In March of last year we looked at the issue of electronic cigarettes (e-cigarettes) in the workplace and some pending cases in the UK. The Employment Tribunal in the UK recently issued a decision arising from a claim by an employee for constructive dismissal resulting from the use of electronic cigarettes.

The employee in this case, a school catering assistant, was suspended for alleged gross misconduct pending a disciplinary hearing to examine her use of e-cigarettes in front of pupils. The employee resigned in response to this as she felt she was being victimised and issued a claim against her employer. The UK Employment Tribunal dismissed the employee’s claim finding that there had been no breach of the employee’s contract in inviting her to attend a disciplinary hearing.

Although the Tribunal dismissed the employee’s claim, it went on to make some interesting remarks noting that the employee’s actions did not amount to gross misconduct in line with the respondent’s smoking policy as it did not expressly ban the use of e-cigarettes. This was a result of the policy being based on the UK’s Health Act 2006 which only covers tobacco products. Similarly Irish legislation which prohibits smoking in the workplace only prohibits tobacco products; e-cigarettes would accordingly not be covered.

This means that had the employee in the above case been dismissed, that dismissal may have been deemed unfair since the employee would technically not have breached the employer’s smoking policy.

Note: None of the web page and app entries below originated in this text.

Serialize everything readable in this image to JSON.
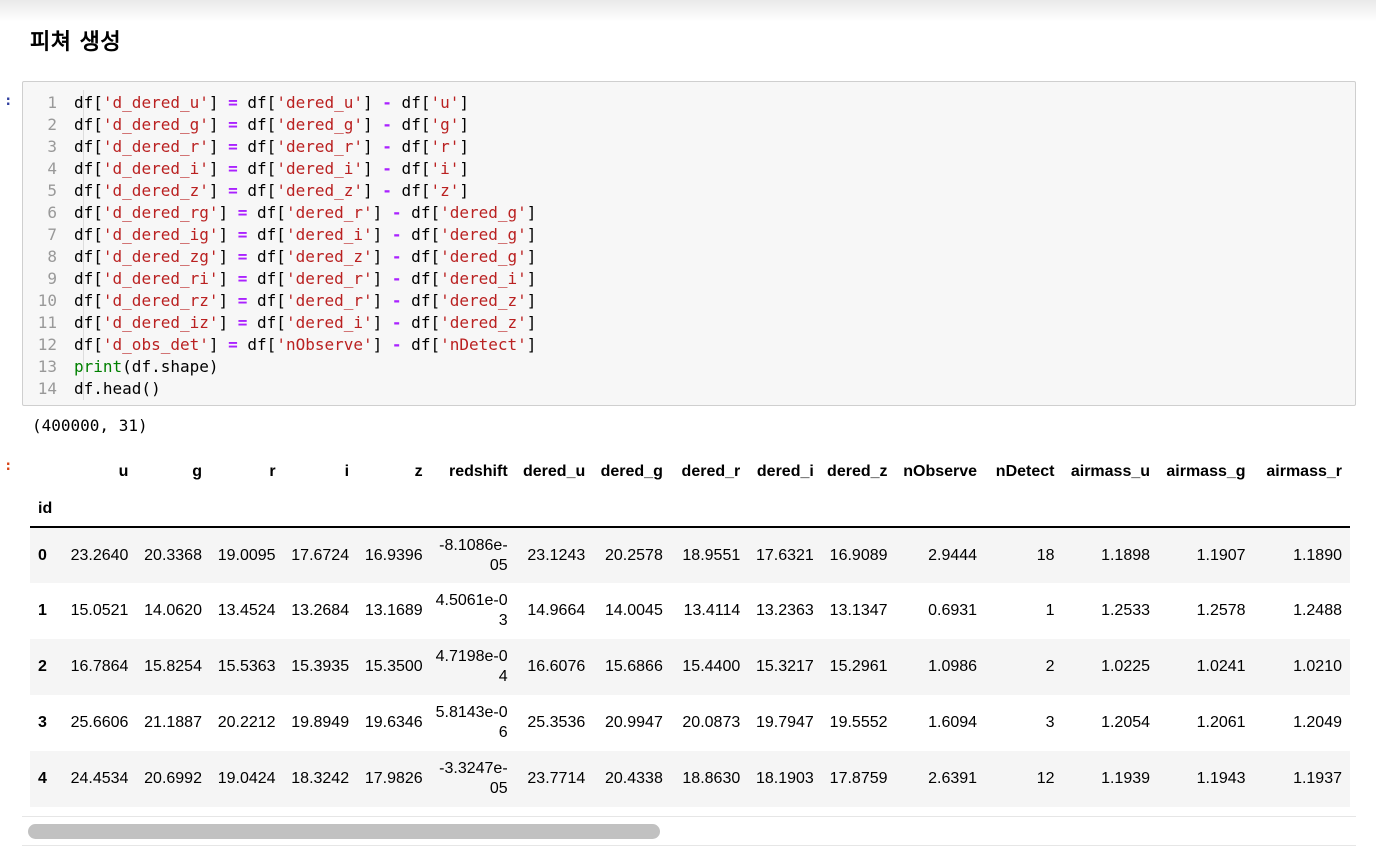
{
  "heading": "피쳐 생성",
  "markers": {
    "input": ":",
    "output": ":"
  },
  "code_lines": [
    {
      "num": "1",
      "code": "df['d_dered_u'] = df['dered_u'] - df['u']"
    },
    {
      "num": "2",
      "code": "df['d_dered_g'] = df['dered_g'] - df['g']"
    },
    {
      "num": "3",
      "code": "df['d_dered_r'] = df['dered_r'] - df['r']"
    },
    {
      "num": "4",
      "code": "df['d_dered_i'] = df['dered_i'] - df['i']"
    },
    {
      "num": "5",
      "code": "df['d_dered_z'] = df['dered_z'] - df['z']"
    },
    {
      "num": "6",
      "code": "df['d_dered_rg'] = df['dered_r'] - df['dered_g']"
    },
    {
      "num": "7",
      "code": "df['d_dered_ig'] = df['dered_i'] - df['dered_g']"
    },
    {
      "num": "8",
      "code": "df['d_dered_zg'] = df['dered_z'] - df['dered_g']"
    },
    {
      "num": "9",
      "code": "df['d_dered_ri'] = df['dered_r'] - df['dered_i']"
    },
    {
      "num": "10",
      "code": "df['d_dered_rz'] = df['dered_r'] - df['dered_z']"
    },
    {
      "num": "11",
      "code": "df['d_dered_iz'] = df['dered_i'] - df['dered_z']"
    },
    {
      "num": "12",
      "code": "df['d_obs_det'] = df['nObserve'] - df['nDetect']"
    },
    {
      "num": "13",
      "code": "print(df.shape)"
    },
    {
      "num": "14",
      "code": "df.head()"
    }
  ],
  "stream_output": "(400000, 31)",
  "dataframe": {
    "index_name": "id",
    "columns": [
      "u",
      "g",
      "r",
      "i",
      "z",
      "redshift",
      "dered_u",
      "dered_g",
      "dered_r",
      "dered_i",
      "dered_z",
      "nObserve",
      "nDetect",
      "airmass_u",
      "airmass_g",
      "airmass_r"
    ],
    "rows": [
      {
        "index": "0",
        "cells": [
          "23.2640",
          "20.3368",
          "19.0095",
          "17.6724",
          "16.9396",
          "-8.1086e-05",
          "23.1243",
          "20.2578",
          "18.9551",
          "17.6321",
          "16.9089",
          "2.9444",
          "18",
          "1.1898",
          "1.1907",
          "1.1890"
        ]
      },
      {
        "index": "1",
        "cells": [
          "15.0521",
          "14.0620",
          "13.4524",
          "13.2684",
          "13.1689",
          "4.5061e-03",
          "14.9664",
          "14.0045",
          "13.4114",
          "13.2363",
          "13.1347",
          "0.6931",
          "1",
          "1.2533",
          "1.2578",
          "1.2488"
        ]
      },
      {
        "index": "2",
        "cells": [
          "16.7864",
          "15.8254",
          "15.5363",
          "15.3935",
          "15.3500",
          "4.7198e-04",
          "16.6076",
          "15.6866",
          "15.4400",
          "15.3217",
          "15.2961",
          "1.0986",
          "2",
          "1.0225",
          "1.0241",
          "1.0210"
        ]
      },
      {
        "index": "3",
        "cells": [
          "25.6606",
          "21.1887",
          "20.2212",
          "19.8949",
          "19.6346",
          "5.8143e-06",
          "25.3536",
          "20.9947",
          "20.0873",
          "19.7947",
          "19.5552",
          "1.6094",
          "3",
          "1.2054",
          "1.2061",
          "1.2049"
        ]
      },
      {
        "index": "4",
        "cells": [
          "24.4534",
          "20.6992",
          "19.0424",
          "18.3242",
          "17.9826",
          "-3.3247e-05",
          "23.7714",
          "20.4338",
          "18.8630",
          "18.1903",
          "17.8759",
          "2.6391",
          "12",
          "1.1939",
          "1.1943",
          "1.1937"
        ]
      }
    ]
  },
  "scrollbar": {
    "position": 0.0
  }
}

This case highlights the need for employers to revise their employee handbook to include a policy in relation to e-cigarettes and to clearly communicate that policy to all employees.